The unprecedented rise in attacks continues to accelerate at an almost unchecked rate. Heightened awareness across a rapidly changing attack surface is therefore essential.
The plethora of terms and acronyms can serve to confuse e.g. Phishing, Spear Phishing, Whale Phishing, Ransomware, Man in the Middle exploits etc. etc.
What is clear is that this faceless crime which promises the potential of very high payback is no longer the domain of bored teenagers in darkened bedrooms but is now the province of organised criminal gangs.
A brief foray onto the dark web reveals DDoS (Distributed Denial of Service) and Email Phishing attacks available “as a service” for a relatively modest fee. The sophistication of these operations is such that the cyber criminals behind these operations offer 24x7x365 service desks who are on hand to help you deliver the payload in the most effective and efficient way!
All this activity can insight feelings of paranoia and ever-increasing costs as we try to defend against a rapidly changing threat landscape.
Effective methods are required to help organisations understand the threat landscape, attack vectors and threat actors which impact their businesses. The probability, impact and cost of threats occurring when assessed against an organisation’s risk appetite allows effective controls to be designed and implemented to help mitigate against accepted threats.

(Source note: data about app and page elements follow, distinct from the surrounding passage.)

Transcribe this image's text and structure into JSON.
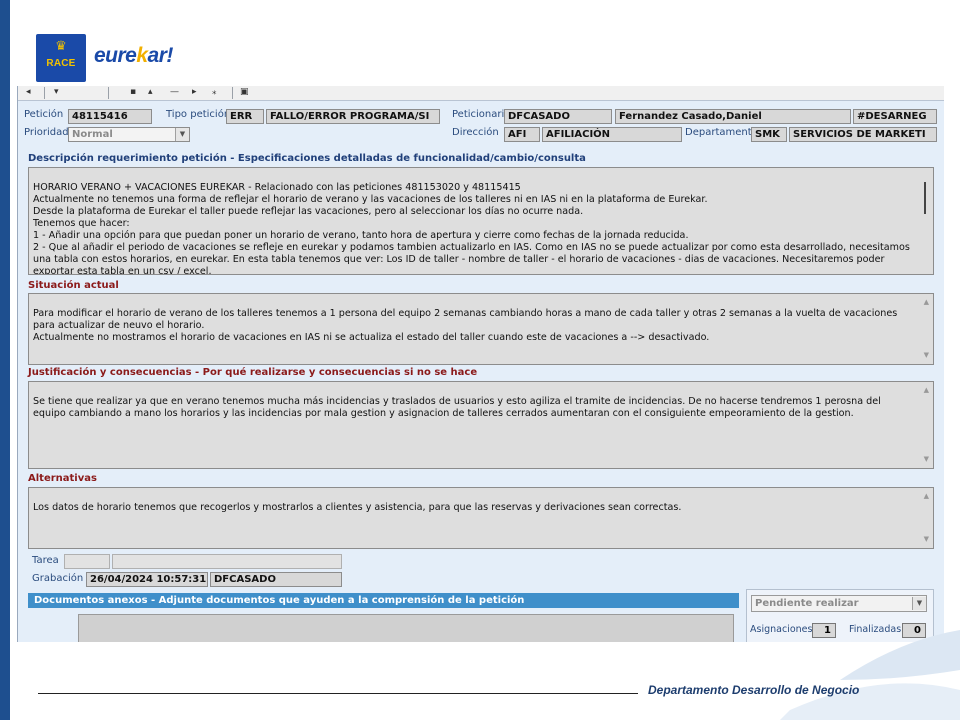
{
  "brand": {
    "logo_text": "RACE",
    "name_prefix": "eure",
    "name_accent": "k",
    "name_suffix": "ar!"
  },
  "toolbar": {
    "icons": [
      "back-icon",
      "save-icon",
      "print-icon",
      "attach-icon",
      "refresh-icon",
      "cut-icon",
      "copy-icon",
      "help-icon"
    ]
  },
  "form": {
    "peticion_label": "Petición",
    "peticion_value": "48115416",
    "tipo_label": "Tipo petición",
    "tipo_code": "ERR",
    "tipo_desc": "FALLO/ERROR PROGRAMA/SI",
    "peticionario_label": "Peticionario",
    "peticionario_code": "DFCASADO",
    "peticionario_name": "Fernandez Casado,Daniel",
    "peticionario_group": "#DESARNEG",
    "prioridad_label": "Prioridad",
    "prioridad_value": "Normal",
    "direccion_label": "Dirección",
    "direccion_code": "AFI",
    "direccion_desc": "AFILIACIÓN",
    "departamento_label": "Departamento",
    "departamento_code": "SMK",
    "departamento_desc": "SERVICIOS DE MARKETI"
  },
  "descripcion": {
    "title": "Descripción requerimiento petición -  Especificaciones detalladas de funcionalidad/cambio/consulta",
    "text": "HORARIO VERANO + VACACIONES EUREKAR - Relacionado con las peticiones 481153020 y 48115415\nActualmente no tenemos una forma de reflejar el horario de verano y las vacaciones de los talleres ni en IAS ni en la plataforma de Eurekar.\nDesde la plataforma de Eurekar el taller puede reflejar las vacaciones, pero al seleccionar los días no ocurre nada.\nTenemos que hacer:\n1 - Añadir una opción para que puedan poner un horario de verano, tanto hora de apertura y cierre como fechas de la jornada reducida.\n2 - Que al añadir el periodo de vacaciones se refleje en eurekar y podamos tambien actualizarlo en IAS. Como en IAS no se puede actualizar por como esta desarrollado, necesitamos una tabla con estos horarios, en eurekar. En esta tabla tenemos que ver: Los ID de taller - nombre de taller - el horario de vacaciones - dias de vacaciones. Necesitaremos poder exportar esta tabla en un csv / excel."
  },
  "situacion": {
    "title": "Situación actual",
    "text": "Para modificar el horario de verano de los talleres tenemos a 1 persona del equipo 2 semanas cambiando horas a mano de cada taller y otras 2 semanas a la vuelta de vacaciones para actualizar de neuvo el horario.\nActualmente no mostramos el horario de vacaciones en IAS ni se actualiza el estado del taller cuando este de vacaciones a --> desactivado."
  },
  "justificacion": {
    "title": "Justificación y consecuencias -  Por qué realizarse y consecuencias si no se hace",
    "text": "Se tiene que realizar ya que en verano tenemos mucha más incidencias y traslados de usuarios y esto agiliza el tramite de incidencias. De no hacerse tendremos 1 perosna del equipo cambiando a mano los horarios y las incidencias por mala gestion y asignacion de talleres cerrados aumentaran con el consiguiente empeoramiento de la gestion."
  },
  "alternativas": {
    "title": "Alternativas",
    "text": "Los datos de horario tenemos que recogerlos y mostrarlos a clientes y asistencia, para que las reservas y derivaciones sean correctas."
  },
  "tarea": {
    "label": "Tarea",
    "code": "",
    "desc": ""
  },
  "grabacion": {
    "label": "Grabación",
    "datetime": "26/04/2024 10:57:31",
    "user": "DFCASADO"
  },
  "documentos": {
    "title": "Documentos anexos - Adjunte documentos que ayuden a  la comprensión de la petición"
  },
  "estado": {
    "status": "Pendiente realizar",
    "asignaciones_label": "Asignaciones",
    "asignaciones_value": "1",
    "finalizadas_label": "Finalizadas",
    "finalizadas_value": "0"
  },
  "footer": {
    "text": "Departamento Desarrollo de Negocio"
  },
  "colors": {
    "brand_blue": "#1a4aa8",
    "brand_yellow": "#f2c200",
    "section_blue": "#21407a",
    "section_red": "#8b1a1a",
    "docs_header": "#3f8fca"
  }
}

The reality however is that many of the exploits can be mitigated by taking simple steps – many of which are overlooked by businesses and individuals alike.
As a simple starting point...
1: Ensure that your systems (servers, desktops and laptops) are patched:
- Ensure that you have a patching regime in place that is followed and checked
- Pay attention to critical and security patches
- Ensure that all systems are patched, on premise, in the Cloud and as part of your supply chain
2: Ensure that all systems have anti-virus and anti-malware software installed and that this software is up to date with the latest signatures:
- In addition to servers, desktops and laptops, ensure that inbound and outbound traffic such as email is scanned against the latest virus and malware signatures as well as anti-spoofing and anti-phishing blocking
- Implement network boundary controls such as Intruder detection IPS/ IDS – these often come as part of your firewall solutions
- Regularly inspect the logs to help detect patterns
3: Ensure that your systems are backed up. Understand how far you may need to roll back data and put a backup plan in place to reflect this. Importantly:
- Test your backups regularly
- Ensure that you perform test restores of files and critical systems to ensure that you can recover from an attack in the shortest period of time possible
4: In support of these simple tasks:
- Maintain awareness of current and emerging threats in cyber space across your business and at home, and plan accordingly
- Ensure that staff are aware of the threats and operate with security firmly in mind
- Encourage a “circle of distrust” around inbound material. If it looks suspicious, it probably is. If the communication is unexpected, question it